Testing for Mutations
This is an interesting editorial from the Journal of Clinical Oncology about the wisdom of testing all women, with a new diagnosis of breast (or, I assume, ovarian) cancer, for the BRCA mutation. In my experience, this testing is not routinely offered as sometimes it seems pretty clear that a new breast cancer is not related to a mutation (e.g. a post menopausal woman with no family history). When it is very clear that there may be a mutation present (e.g. a 35 year old woman with a strong family history), it is always suggested. This leaves a big gray area.
Here is the beginning and then a link to read more:
Should All Women With Breast Cancer Be Tested for BRCA Mutations at the Time of Diagnosis?
Steven A. Narod,

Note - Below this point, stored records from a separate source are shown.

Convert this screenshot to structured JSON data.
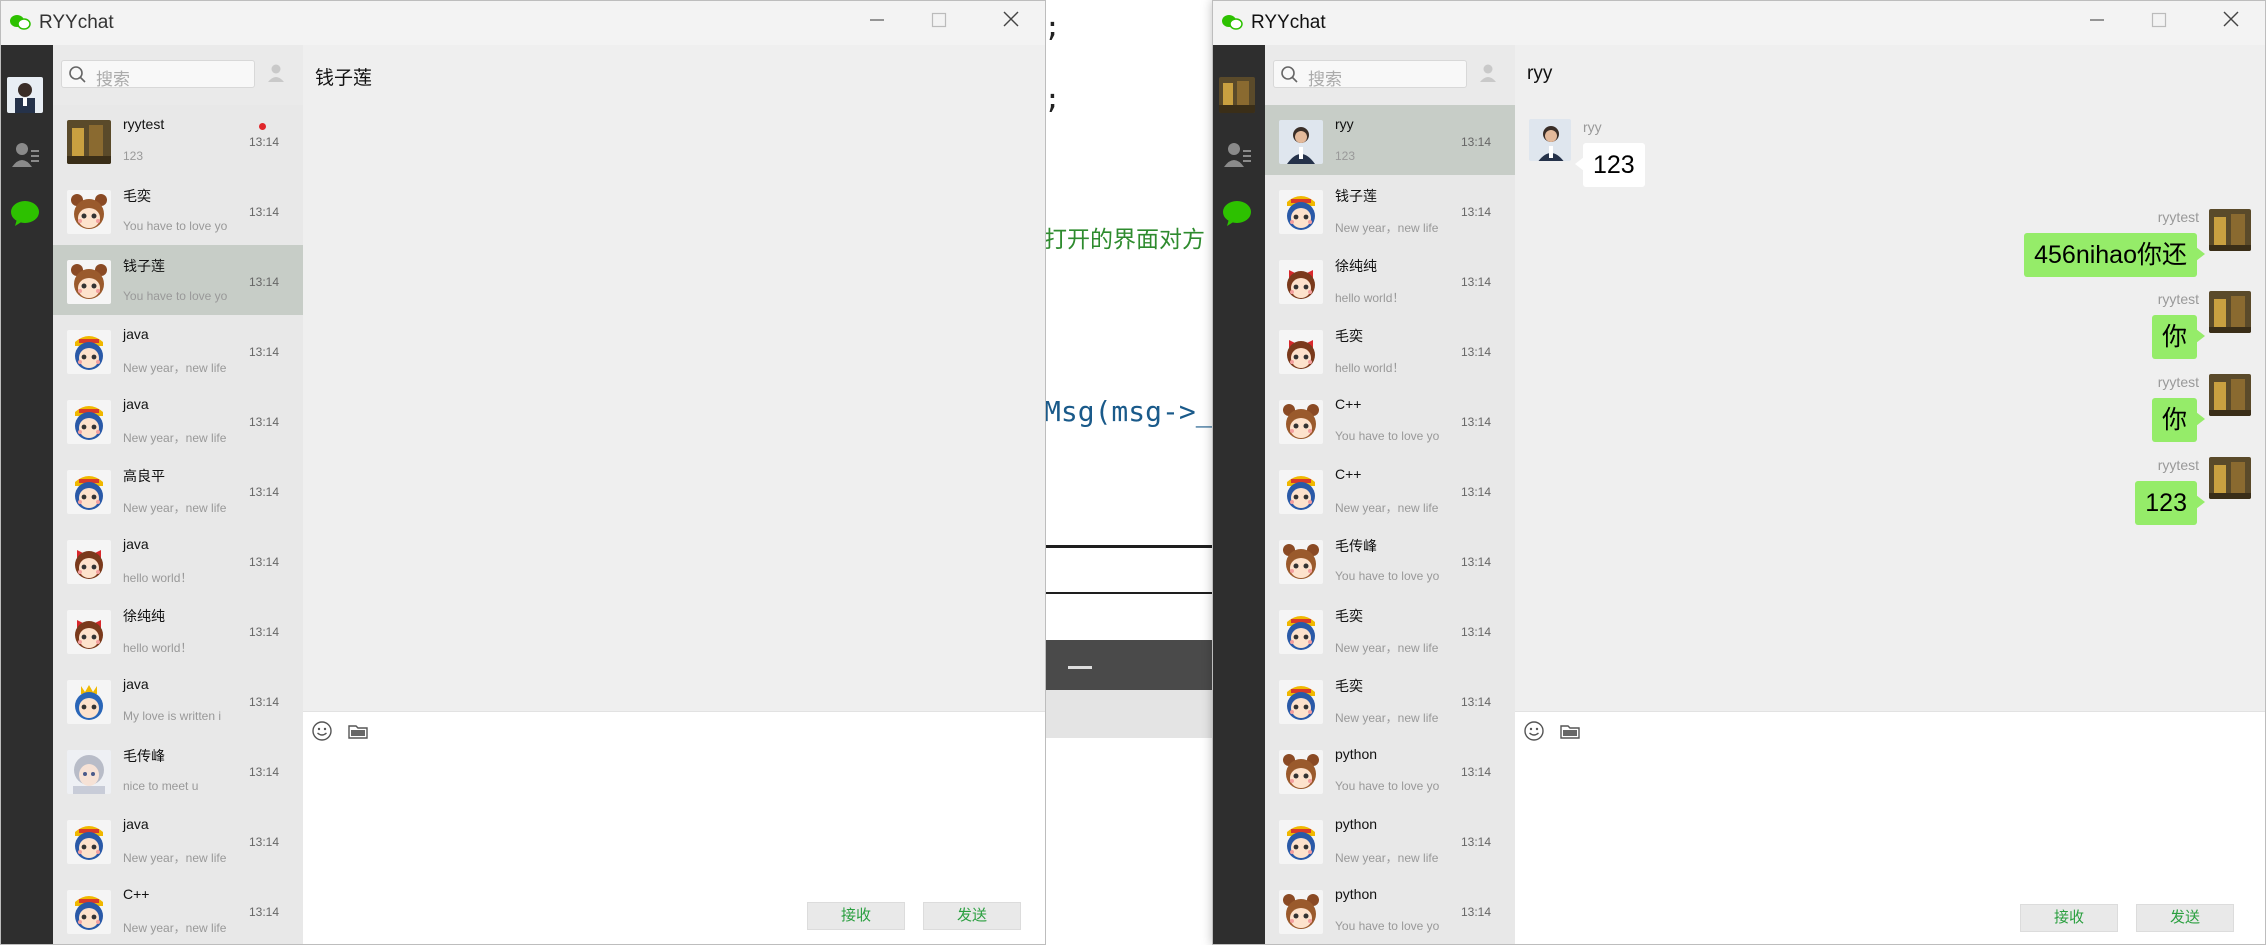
{
  "background_editor": {
    "line1": ";",
    "line2": ";",
    "line3": "打开的界面对方",
    "line4": "Msg(msg->_f"
  },
  "left_window": {
    "title": "RYYchat",
    "search_placeholder": "搜索",
    "active_chat_title": "钱子莲",
    "receive_label": "接收",
    "send_label": "发送",
    "contacts": [
      {
        "name": "ryytest",
        "preview": "123",
        "time": "13:14",
        "avatar": "photo",
        "unread": true
      },
      {
        "name": "毛奕",
        "preview": "You have to love yo",
        "time": "13:14",
        "avatar": "bear"
      },
      {
        "name": "钱子莲",
        "preview": "You have to love yo",
        "time": "13:14",
        "avatar": "bear",
        "selected": true
      },
      {
        "name": "java",
        "preview": "New year，new life",
        "time": "13:14",
        "avatar": "boy"
      },
      {
        "name": "java",
        "preview": "New year，new life",
        "time": "13:14",
        "avatar": "boy"
      },
      {
        "name": "高良平",
        "preview": "New year，new life",
        "time": "13:14",
        "avatar": "boy"
      },
      {
        "name": "java",
        "preview": "hello world！",
        "time": "13:14",
        "avatar": "girl"
      },
      {
        "name": "徐纯纯",
        "preview": "hello world！",
        "time": "13:14",
        "avatar": "girl"
      },
      {
        "name": "java",
        "preview": "My love is written i",
        "time": "13:14",
        "avatar": "prince"
      },
      {
        "name": "毛传峰",
        "preview": "nice to meet u",
        "time": "13:14",
        "avatar": "anime"
      },
      {
        "name": "java",
        "preview": "New year，new life",
        "time": "13:14",
        "avatar": "boy"
      },
      {
        "name": "C++",
        "preview": "New year，new life",
        "time": "13:14",
        "avatar": "boy"
      }
    ]
  },
  "right_window": {
    "title": "RYYchat",
    "search_placeholder": "搜索",
    "active_chat_title": "ryy",
    "receive_label": "接收",
    "send_label": "发送",
    "contacts": [
      {
        "name": "ryy",
        "preview": "123",
        "time": "13:14",
        "avatar": "suit",
        "selected": true
      },
      {
        "name": "钱子莲",
        "preview": "New year，new life",
        "time": "13:14",
        "avatar": "boy"
      },
      {
        "name": "徐纯纯",
        "preview": "hello world！",
        "time": "13:14",
        "avatar": "girl"
      },
      {
        "name": "毛奕",
        "preview": "hello world！",
        "time": "13:14",
        "avatar": "girl"
      },
      {
        "name": "C++",
        "preview": "You have to love yo",
        "time": "13:14",
        "avatar": "bear"
      },
      {
        "name": "C++",
        "preview": "New year，new life",
        "time": "13:14",
        "avatar": "boy"
      },
      {
        "name": "毛传峰",
        "preview": "You have to love yo",
        "time": "13:14",
        "avatar": "bear"
      },
      {
        "name": "毛奕",
        "preview": "New year，new life",
        "time": "13:14",
        "avatar": "boy"
      },
      {
        "name": "毛奕",
        "preview": "New year，new life",
        "time": "13:14",
        "avatar": "boy"
      },
      {
        "name": "python",
        "preview": "You have to love yo",
        "time": "13:14",
        "avatar": "bear"
      },
      {
        "name": "python",
        "preview": "New year，new life",
        "time": "13:14",
        "avatar": "boy"
      },
      {
        "name": "python",
        "preview": "You have to love yo",
        "time": "13:14",
        "avatar": "bear"
      }
    ],
    "messages": [
      {
        "sender": "ryy",
        "text": "123",
        "direction": "in"
      },
      {
        "sender": "ryytest",
        "text": "456nihao你还",
        "direction": "out"
      },
      {
        "sender": "ryytest",
        "text": "你",
        "direction": "out"
      },
      {
        "sender": "ryytest",
        "text": "你",
        "direction": "out"
      },
      {
        "sender": "ryytest",
        "text": "123",
        "direction": "out"
      }
    ]
  },
  "colors": {
    "accent_green": "#2a9f3f",
    "bubble_out": "#95ec69",
    "nav_bg": "#2e2e2e",
    "selected_item": "#c7cdc7",
    "unread_dot": "#e0262b"
  }
}
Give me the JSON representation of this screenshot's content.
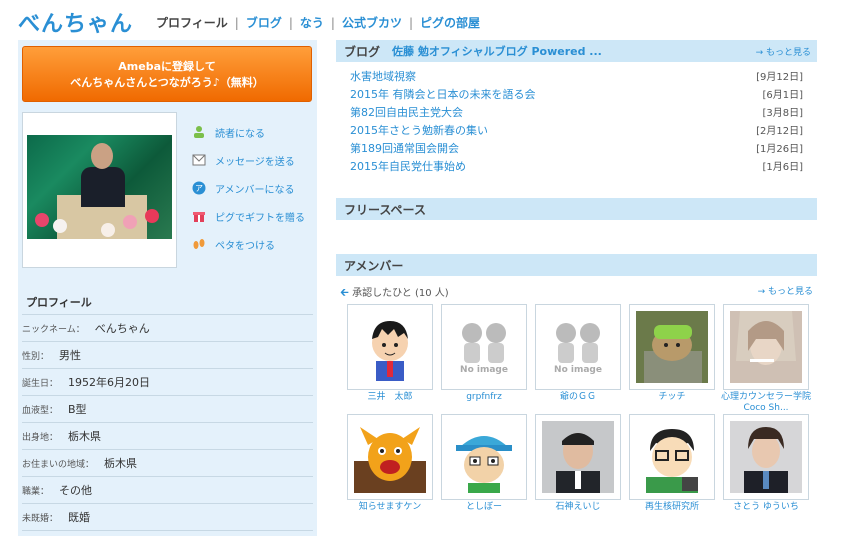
{
  "header": {
    "site_title": "べんちゃん",
    "nav": [
      "プロフィール",
      "ブログ",
      "なう",
      "公式ブカツ",
      "ピグの部屋"
    ]
  },
  "left": {
    "register_button": {
      "line1": "Amebaに登録して",
      "line2": "べんちゃんさんとつながろう♪（無料）"
    },
    "actions": [
      "読者になる",
      "メッセージを送る",
      "アメンバーになる",
      "ピグでギフトを贈る",
      "ペタをつける"
    ],
    "profile": {
      "heading": "プロフィール",
      "rows": [
        {
          "key": "ニックネーム：",
          "value": "べんちゃん"
        },
        {
          "key": "性別：",
          "value": "男性"
        },
        {
          "key": "誕生日：",
          "value": "1952年6月20日"
        },
        {
          "key": "血液型：",
          "value": "B型"
        },
        {
          "key": "出身地：",
          "value": "栃木県"
        },
        {
          "key": "お住まいの地域：",
          "value": "栃木県"
        },
        {
          "key": "職業：",
          "value": "その他"
        },
        {
          "key": "未既婚：",
          "value": "既婚"
        }
      ]
    }
  },
  "blog": {
    "heading": "ブログ",
    "subtitle": "佐藤 勉オフィシャルブログ Powered ...",
    "more": "→ もっと見る",
    "entries": [
      {
        "title": "水害地域視察",
        "date": "[9月12日]"
      },
      {
        "title": "2015年 有隣会と日本の未来を語る会",
        "date": "[6月1日]"
      },
      {
        "title": "第82回自由民主党大会",
        "date": "[3月8日]"
      },
      {
        "title": "2015年さとう勉新春の集い",
        "date": "[2月12日]"
      },
      {
        "title": "第189回通常国会開会",
        "date": "[1月26日]"
      },
      {
        "title": "2015年自民党仕事始め",
        "date": "[1月6日]"
      }
    ]
  },
  "free_space": {
    "heading": "フリースペース"
  },
  "amember": {
    "heading": "アメンバー",
    "approved": "承認したひと (10 人)",
    "more": "→ もっと見る",
    "no_image": "No image",
    "members": [
      {
        "name": "三井　太郎",
        "pic": "cartoon-boy"
      },
      {
        "name": "grpfnfrz",
        "pic": "noimage"
      },
      {
        "name": "爺のＧＧ",
        "pic": "noimage"
      },
      {
        "name": "チッチ",
        "pic": "dog-photo"
      },
      {
        "name": "心理カウンセラー学院Coco Sh...",
        "pic": "person-photo"
      },
      {
        "name": "知らせますケン",
        "pic": "dog-cartoon"
      },
      {
        "name": "としぼー",
        "pic": "cap-character"
      },
      {
        "name": "石神えいじ",
        "pic": "man-photo"
      },
      {
        "name": "再生核研究所",
        "pic": "glasses-cartoon"
      },
      {
        "name": "さとう ゆういち",
        "pic": "young-man-photo"
      }
    ]
  },
  "colors": {
    "accent": "#2a8fd4",
    "panel": "#e4f1fb",
    "section_head": "#cde7f7",
    "orange": "#f58220"
  }
}
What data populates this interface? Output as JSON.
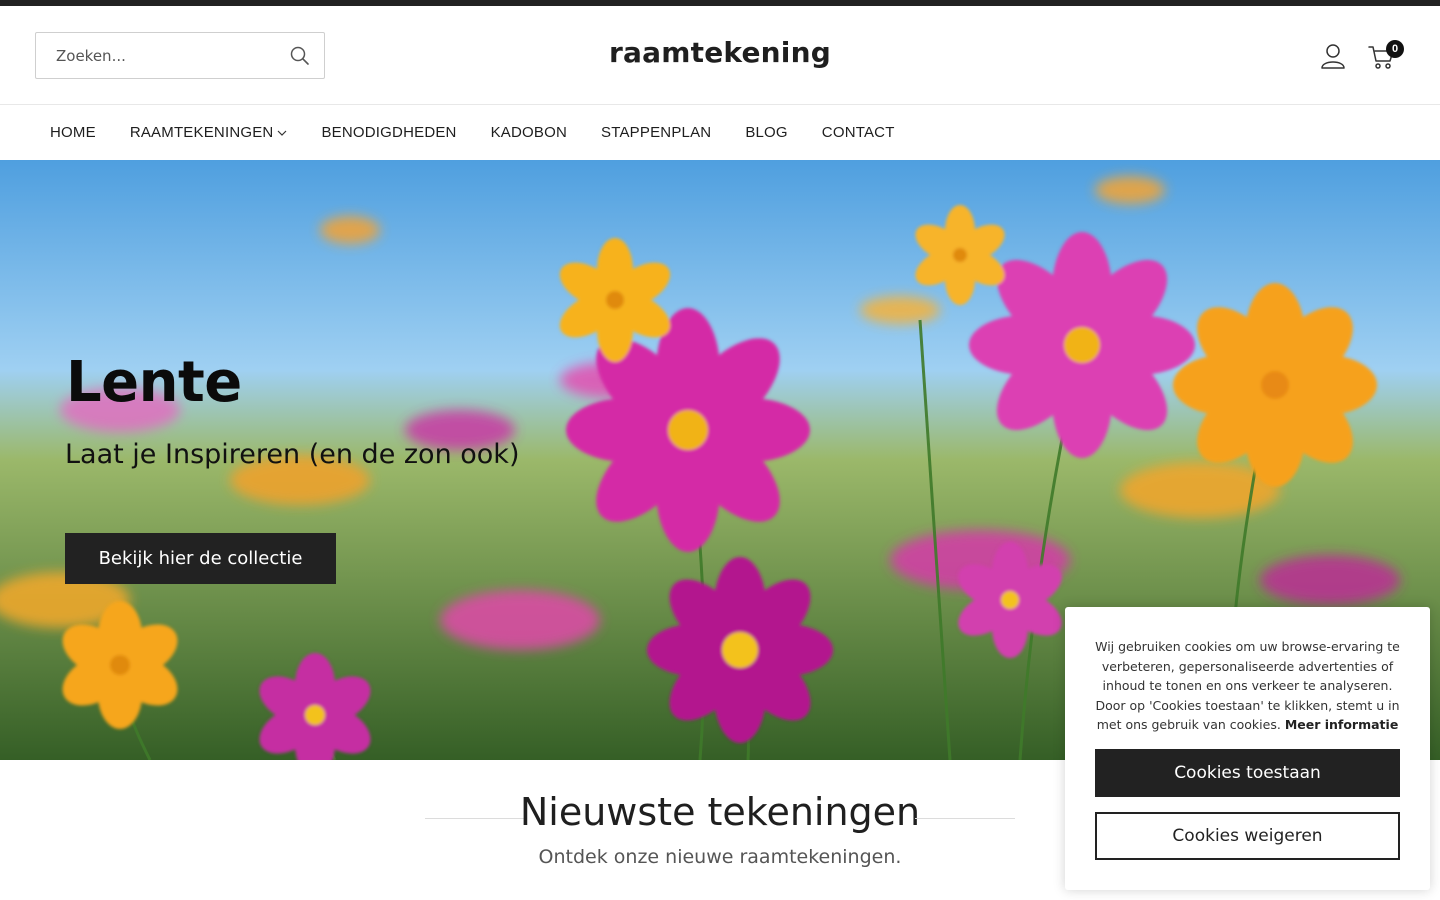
{
  "header": {
    "search_placeholder": "Zoeken...",
    "logo": "raamtekening",
    "cart_count": "0"
  },
  "nav": {
    "items": [
      {
        "label": "HOME"
      },
      {
        "label": "RAAMTEKENINGEN",
        "has_dropdown": true
      },
      {
        "label": "BENODIGDHEDEN"
      },
      {
        "label": "KADOBON"
      },
      {
        "label": "STAPPENPLAN"
      },
      {
        "label": "BLOG"
      },
      {
        "label": "CONTACT"
      }
    ]
  },
  "hero": {
    "title": "Lente",
    "subtitle": "Laat je Inspireren (en de zon ook)",
    "button_label": "Bekijk hier de collectie"
  },
  "section": {
    "title": "Nieuwste tekeningen",
    "subtitle": "Ontdek onze nieuwe raamtekeningen."
  },
  "cookie": {
    "text": "Wij gebruiken cookies om uw browse-ervaring te verbeteren, gepersonaliseerde advertenties of inhoud te tonen en ons verkeer te analyseren. Door op 'Cookies toestaan' te klikken, stemt u in met ons gebruik van cookies.",
    "more_info": "Meer informatie",
    "allow_label": "Cookies toestaan",
    "deny_label": "Cookies weigeren"
  },
  "colors": {
    "dark": "#222222",
    "magenta": "#d21fa6",
    "orange": "#f7a21b",
    "sky": "#7ebde8"
  }
}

Goodwin et al1 ask whether or not, among women with breast cancer, the presence of a BRCA1 or BRCA2 mutation is of clinical significance. They propose that information about prognosis can help women make better informed decisions regarding cancer treatment, preventive surgery, and screening. If so, these are excellent reasons to know one's genetic status, and these are issues that concern many of us. In terms of screening, the patient with a mutation can ask: "If I develop breast cancer and it is identified by magnetic resonance imag- ing (MRI) screening, will the prognosis be so good that I am nearly assured of a cure?" If so, then prophylactic surgery may be unneces- sary. Burness and Olopade2 ask us to believe that this is now the case. However, in the Goodwin et al paper, 27% of the women with cancers below 2 cm in size and 18% of the women with node-negative hered- itary breast cancers experienced a distant recurrence in the 8 years of follow-up. For noncarriers with small cancers, the equivalent propor- tion was 15%. Among BRCA1 carriers, 31% of those with a tumor of 2 cm or less and 20% of those with node-negative breast cancer died in the follow-up period (we do not know how many of these were screen detected).